Dear brothers and sisters in Christ,
The world continues to mourn with the people of France after the murder of so many innocent people in Paris one week ago. As Pope Francis said, such violence and hatred is an affront to the dignity of the human person and can never be justified, whether it’s in Europe, the Middle East, Africa or any other part of the world.
These most recent attacks point once again to a world so very much in need of God’s love, mercy and peace. And they point to the need for all of us to be peacemakers, reconcilers and witnesses to the Good News of Christ.
In a little more than a week — on Sunday, Nov. 29 — we will begin the season of Advent, a time when we prepare for the celebration of our Lord’s birth and his second coming at the end of time. It also is a penitential time, calling us to quiet our minds and hearts for the coming of Christmas amid all the busyness of the season.

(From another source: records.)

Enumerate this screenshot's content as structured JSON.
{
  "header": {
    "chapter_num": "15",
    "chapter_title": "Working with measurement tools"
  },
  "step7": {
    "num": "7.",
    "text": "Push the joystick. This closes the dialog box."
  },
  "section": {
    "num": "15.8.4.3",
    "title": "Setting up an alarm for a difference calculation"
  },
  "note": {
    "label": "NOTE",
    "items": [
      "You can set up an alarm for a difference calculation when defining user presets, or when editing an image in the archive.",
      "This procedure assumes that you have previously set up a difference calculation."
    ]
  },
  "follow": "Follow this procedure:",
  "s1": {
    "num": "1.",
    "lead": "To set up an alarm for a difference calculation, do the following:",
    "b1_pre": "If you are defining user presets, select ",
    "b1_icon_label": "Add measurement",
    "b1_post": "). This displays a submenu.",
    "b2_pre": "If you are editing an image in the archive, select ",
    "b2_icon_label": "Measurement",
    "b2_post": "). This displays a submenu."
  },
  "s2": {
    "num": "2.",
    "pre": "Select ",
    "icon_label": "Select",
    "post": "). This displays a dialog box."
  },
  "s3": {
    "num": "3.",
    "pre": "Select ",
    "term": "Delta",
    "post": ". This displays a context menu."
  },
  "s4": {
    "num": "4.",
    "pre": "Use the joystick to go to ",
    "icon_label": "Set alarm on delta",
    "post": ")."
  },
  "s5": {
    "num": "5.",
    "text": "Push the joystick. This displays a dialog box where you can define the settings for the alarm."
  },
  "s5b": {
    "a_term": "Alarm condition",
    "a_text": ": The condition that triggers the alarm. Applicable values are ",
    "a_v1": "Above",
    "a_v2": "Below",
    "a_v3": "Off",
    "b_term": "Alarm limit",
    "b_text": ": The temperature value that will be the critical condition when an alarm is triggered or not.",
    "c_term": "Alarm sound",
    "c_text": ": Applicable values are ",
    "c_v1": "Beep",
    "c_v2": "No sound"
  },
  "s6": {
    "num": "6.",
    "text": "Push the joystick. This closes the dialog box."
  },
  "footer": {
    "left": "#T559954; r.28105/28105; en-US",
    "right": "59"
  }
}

This year, Advent overlaps with the beginning of the Year of Mercy on Dec. 8, creating a wonderful opportunity for us to focus on how we can more deeply experience mercy and reconciliation in our own lives and offer it to others. Like John the Baptist, who is the focus of two Sunday Gospel readings during Advent, we, too, can “prepare the way of the Lord” through our prayers, words and actions.
I encourage you to join me in taking advantage of the sacrament of penance during this time. Confession offers a chance to examine our consciences and reflect on how we’ve fallen short in following God’s will. Seeking and receiving God’s forgiveness through the sacrament helps us to change our lives for the better by getting right with him and in how we treat others. Even if it’s been a long time since your last confession, please don’t be fearful of going. The priest, who is acting in Christ’s name, will welcome you to this special experience of God’s healing and grace.

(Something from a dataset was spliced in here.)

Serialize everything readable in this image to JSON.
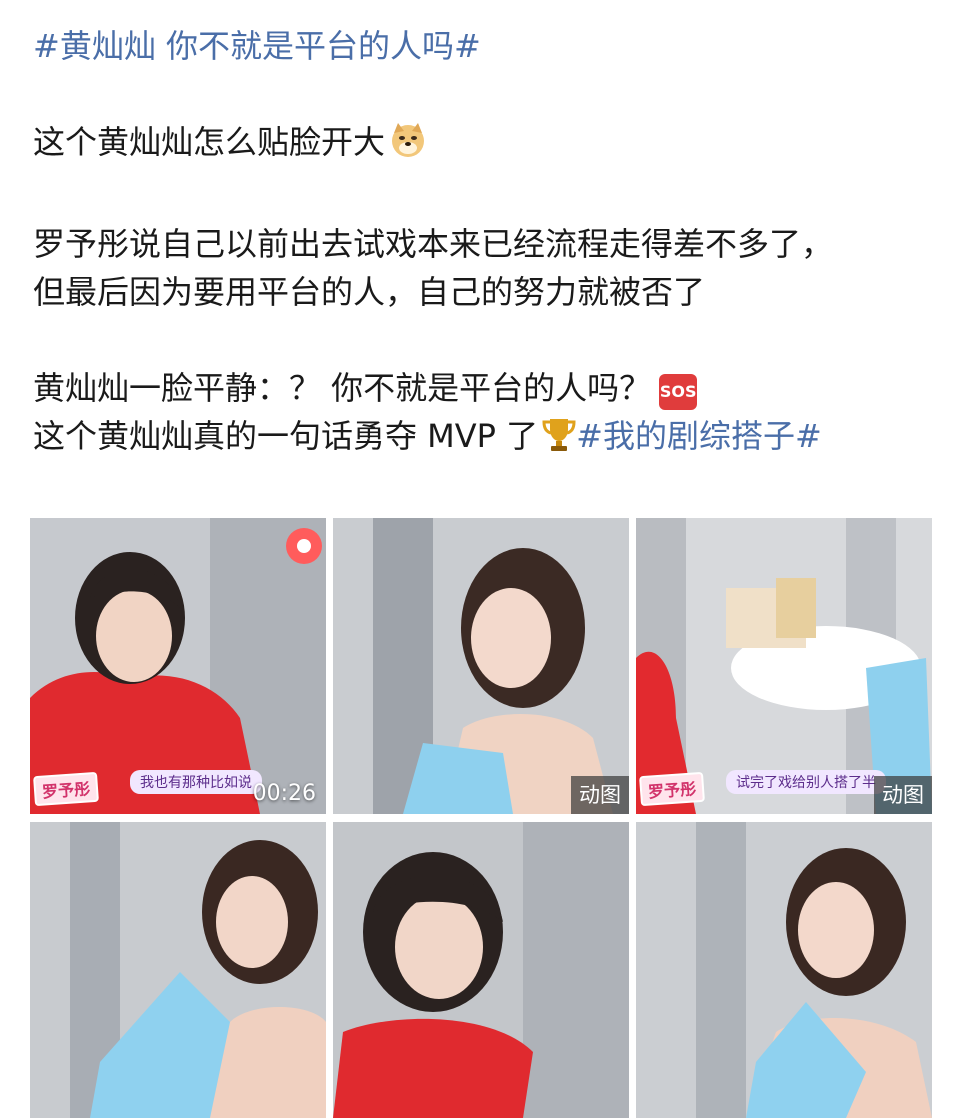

I also encourage you to learn more about the spiritual and corporal works of mercy and to practice them during Advent and the Year of Mercy. These 14 practices have a long history in our Christian tradition and are rooted in the Gospel message of Christ. They include comforting the sorrowful, forgiving injuries, praying for the living and the dead, feeding the hungry, sheltering the homeless and visiting the prisoner.
In his letter announcing the Year of Mercy, Pope Francis said a principal theme is to “Be merciful just as your Father is merciful.” We are all very much in need of Christ’s love and mercy. Our world, particularly in light of recent events, needs to hear a message of compassion and tolerance.

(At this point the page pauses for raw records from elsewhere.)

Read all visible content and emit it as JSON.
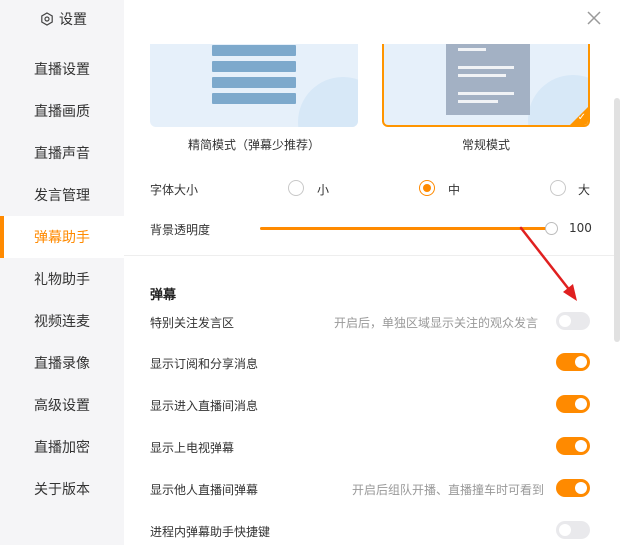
{
  "sidebar": {
    "title": "设置",
    "title_icon": "gear-icon",
    "items": [
      {
        "label": "直播设置",
        "active": false
      },
      {
        "label": "直播画质",
        "active": false
      },
      {
        "label": "直播声音",
        "active": false
      },
      {
        "label": "发言管理",
        "active": false
      },
      {
        "label": "弹幕助手",
        "active": true
      },
      {
        "label": "礼物助手",
        "active": false
      },
      {
        "label": "视频连麦",
        "active": false
      },
      {
        "label": "直播录像",
        "active": false
      },
      {
        "label": "高级设置",
        "active": false
      },
      {
        "label": "直播加密",
        "active": false
      },
      {
        "label": "关于版本",
        "active": false
      }
    ]
  },
  "modes": {
    "simple_label": "精简模式（弹幕少推荐）",
    "normal_label": "常规模式",
    "selected": "normal"
  },
  "font_size": {
    "label": "字体大小",
    "options": [
      "小",
      "中",
      "大"
    ],
    "selected": "中"
  },
  "opacity": {
    "label": "背景透明度",
    "value": 100,
    "value_text": "100"
  },
  "danmaku": {
    "section_title": "弹幕",
    "settings": [
      {
        "label": "特别关注发言区",
        "desc": "开启后，单独区域显示关注的观众发言",
        "on": false
      },
      {
        "label": "显示订阅和分享消息",
        "desc": "",
        "on": true
      },
      {
        "label": "显示进入直播间消息",
        "desc": "",
        "on": true
      },
      {
        "label": "显示上电视弹幕",
        "desc": "",
        "on": true
      },
      {
        "label": "显示他人直播间弹幕",
        "desc": "开启后组队开播、直播撞车时可看到",
        "on": true
      },
      {
        "label": "进程内弹幕助手快捷键",
        "desc": "",
        "on": false
      }
    ]
  },
  "colors": {
    "accent": "#ff8a00",
    "annotation_arrow": "#e02020"
  }
}
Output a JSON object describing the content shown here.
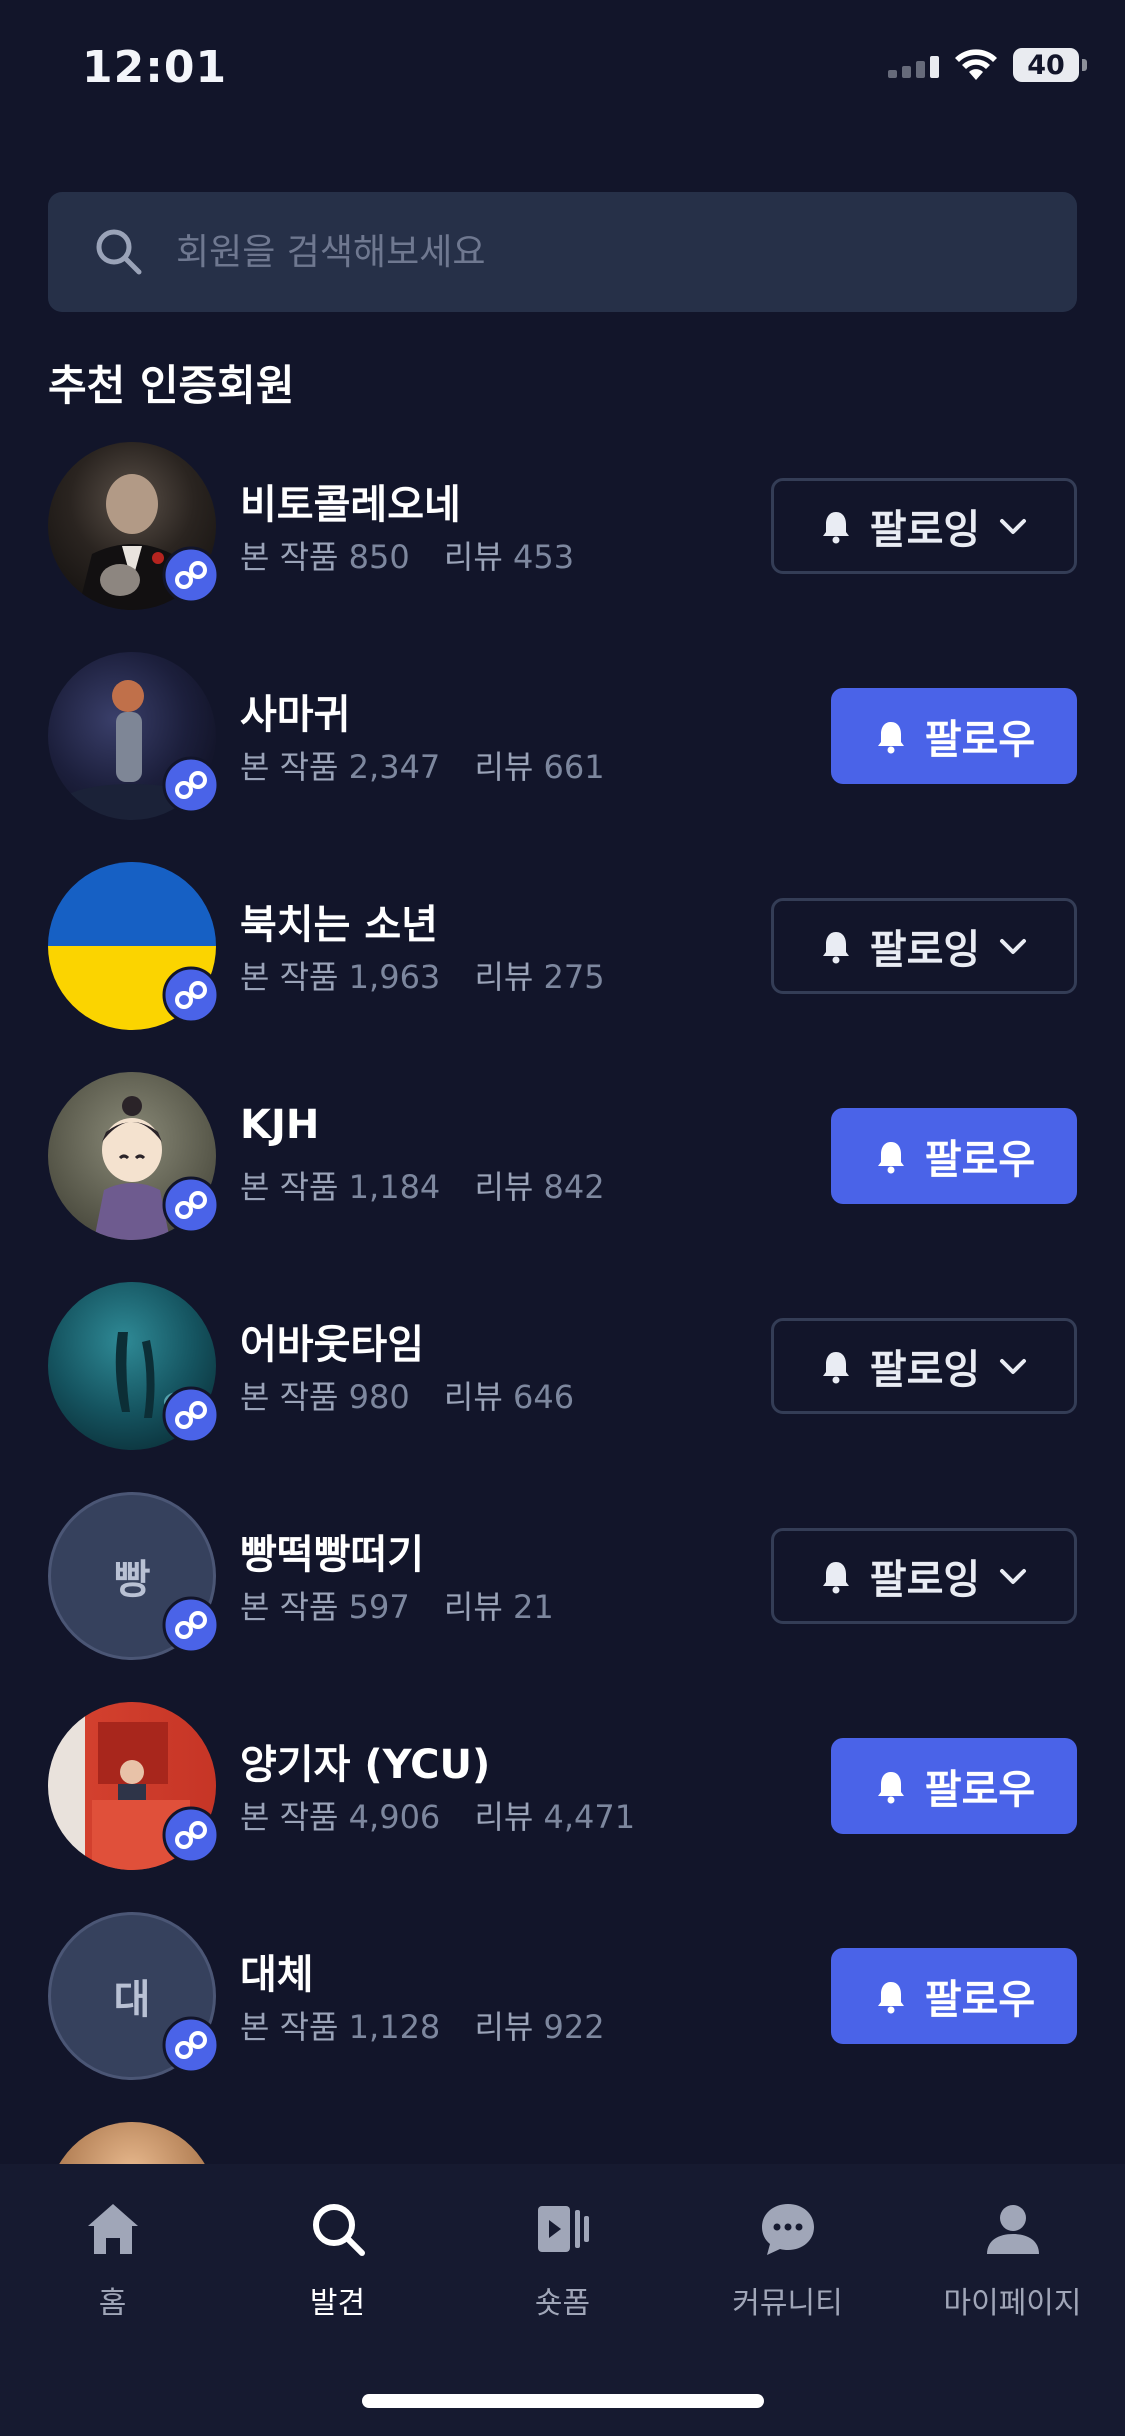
{
  "status_bar": {
    "time": "12:01",
    "battery": "40"
  },
  "search": {
    "placeholder": "회원을 검색해보세요"
  },
  "section": {
    "title": "추천 인증회원"
  },
  "stat_labels": {
    "works": "본 작품",
    "reviews": "리뷰"
  },
  "members": [
    {
      "name": "비토콜레오네",
      "works": "850",
      "reviews": "453",
      "following": true,
      "button_label": "팔로잉",
      "avatar": "photo-portrait-suit"
    },
    {
      "name": "사마귀",
      "works": "2,347",
      "reviews": "661",
      "following": false,
      "button_label": "팔로우",
      "avatar": "photo-night-figure"
    },
    {
      "name": "북치는 소년",
      "works": "1,963",
      "reviews": "275",
      "following": true,
      "button_label": "팔로잉",
      "avatar": "ukraine-flag"
    },
    {
      "name": "KJH",
      "works": "1,184",
      "reviews": "842",
      "following": false,
      "button_label": "팔로우",
      "avatar": "cartoon-character"
    },
    {
      "name": "어바웃타임",
      "works": "980",
      "reviews": "646",
      "following": true,
      "button_label": "팔로잉",
      "avatar": "photo-underwater"
    },
    {
      "name": "빵떡빵떠기",
      "works": "597",
      "reviews": "21",
      "following": true,
      "button_label": "팔로잉",
      "avatar_initial": "빵"
    },
    {
      "name": "양기자 (YCU)",
      "works": "4,906",
      "reviews": "4,471",
      "following": false,
      "button_label": "팔로우",
      "avatar": "photo-red-booth"
    },
    {
      "name": "대체",
      "works": "1,128",
      "reviews": "922",
      "following": false,
      "button_label": "팔로우",
      "avatar_initial": "대"
    }
  ],
  "bottom_nav": [
    {
      "label": "홈",
      "icon": "home-icon",
      "active": false
    },
    {
      "label": "발견",
      "icon": "search-icon",
      "active": true
    },
    {
      "label": "숏폼",
      "icon": "shortform-icon",
      "active": false
    },
    {
      "label": "커뮤니티",
      "icon": "chat-bubble-icon",
      "active": false
    },
    {
      "label": "마이페이지",
      "icon": "profile-icon",
      "active": false
    }
  ],
  "colors": {
    "background": "#12152a",
    "accent": "#4a63e8",
    "search_bg": "#263048"
  }
}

My prayer is that this Advent you will prepare for Christ’s birth by seeking forgiveness and healing in your own life and answering the church’s call to bring Christ’s love, mercy and peace to those most in need.
May you have a blessed and holy Advent season,
– Bishop Donald J. Kettler